From The Washington Post:
The Wisconsin State Assembly approved a bill Thursday that would slash union rights for public workers. The vote comes a day after the state Senate used a legislative maneuver to pass the bill without the 14 Democratic senators who fled the state in an effort to block it.
The bill, proposed by Republican Gov. Scott Walker, is considered the most devastating blow to labor unions in many years and in the last three weeks has drawn thousands of union supporters to the state Capitol in protest. The measure passed the Assembly, 53 to 42.
Earlier Thursday, the Democratic senators who fled Wisconsin last month to try to stall a vote on the measure said they were preparing to return to the state capital and fight back against what one of them called “political thuggery in its worst form.”
State Sen. Robert Jauch said the Democrats are discussing ways to overturn the legislation.
After stripping the bill of fiscal measures that require a 20-member quorum for action, Senate Republicans abruptly passed the measure 18-1. Republican Sen. Dale Schultz cast the lone no vote. Analysts say the bill would cripple most of the state’s public employee unions.
“They acted more like a third coup than a democratic institution that has long been revered,” Jauch said in a telephone interview Thursday.
He said that because the vote was over, there was no reason for the senators to remain out of state.
Walker said that he’ll sign the legislation “as quickly as I can legally,” AP said.
“The whole world is watching!” protesters shouted.
In statements Thursday, Assembly Minority Leader Peter Barca said: “Today citizens are being hauled from the lobby outside chambers, some media are allowed in while others are barricaded out, representatives and citizens are barred from the building; this is the atmosphere as we approach the start of floor session today. Republicans have made a mockery of democracy.”
Jauch, the Democratic senator, declined to elaborate on discussions about what actions the Democrats would take when they returned but said they were considering “legal action.”
He added that the Democrats might offer resources to the recall petitions already circulating for the Republican senators who were involved in the vote.
“Their reckless behavior shows contempt for the citizens of Wisconsin, and it is now in the hands of citizens to take the necessary political action to recall Republican lawmakers,” Jauch said.

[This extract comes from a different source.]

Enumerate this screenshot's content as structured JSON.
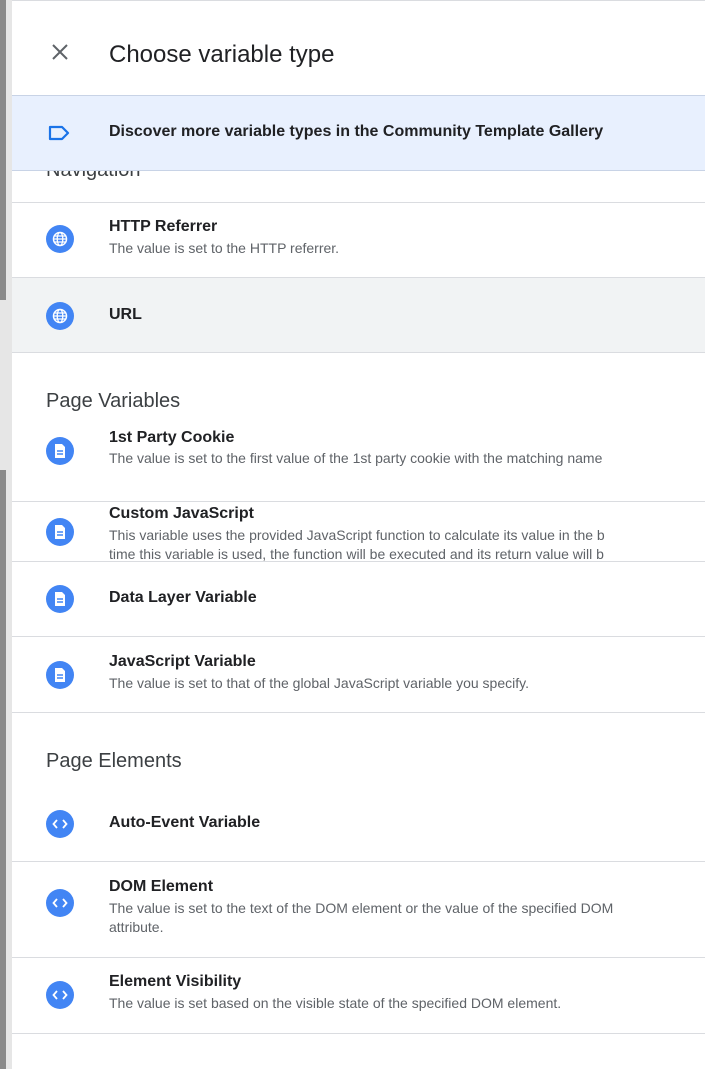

The White House reiterated its condemnation of the legislation on Thursday. President Obama “believes it is wrong to use those budget problems [of states across the country] to denigrate or vilify state employees, and he believes the actions taken last night violate the principles he laid out,” White House Press Secretary Jay Carney said in a press briefing.
The measure to curtail union power has been followed similarly in other states, including Ohio and Indiana.
The legislative maneuver used to pass the bill in Wisconsin was met with outrage by Democrats and their allies, and they vowed that Walker and state Senate Republicans would pay with their jobs.
Walker, however, appeared undaunted as he applauded the Senate’s action.
Though Wisconsin’s budget problems are modest when compared with those of other states, Walker said the bill was necessary to ensure the state’s fiscal future.
Union leaders say the bill’s impact would be devastating to their organizations. But they also are calculating that Walker has gone too far. Activists have launched recall campaigns against eight Republican state senators, efforts they hope will culminate next year in a recall campaign directed at Walker.
GOP activists also are targeting some Democrats for recall. But polls show that though most people support reining in public employee benefits, they oppose stripping unions’ collective bargaining rights.
“By stripping out the fiscal items and leaving only the elimination of collective bargaining, the governor has exposed himself as a fraud,” said Jauch said Wednesday. “Tonight he has guaranteed that the people of the state of Wisconsin are going to stay engaged until this government changes.”
National Democratic activists are hoping that the battle in Wisconsin energizes their supporters and creates energy for them that carries into the 2012 presidential election.
The governor’s aggressive approach appears not to be playing well with Wisconsin voters, who elected him with 52 percent of the vote last fall.
A Rasmussen poll last week found that 57 percent of likely voters in Wisconsin disapprove of the job Walker is doing, while 43 percent approve.
The plan to pass the measure went into motion Wednesday, when state Sen. Scott Fitzgerald, leader of Wisconsin’s 19 Senate Republicans, called a conference committee of legislative leaders from both houses with just two hours’ notice.
As some onlookers shouted “shame, shame,” the committee passed the streamlined bill over the heated protests of Minority Leader Barca (D). “This is clearly a violation of the open meetings law,” said Barca of the meeting.
Barca said that state law requires 24-hour notice for public meetings, unless there is “good cause” not to provide it. But Republicans ignored his complaint, passing the measure out of the conference committee over his objections.
Speaking to reporters afterward, Barca called the maneuver “a continuation of a pattern of naked abuse of power” by Wisconsin Republicans. “They trample on democracy.”
He added that he was referring the action to the attorney general and was going to meet with fellow Democrats to seek other ways to stop the action. “This will not stand, that is one thing I will predict,” he said.
This is the list of senators who voted yes (the ones followed by and asterisk are eligible to be recalled):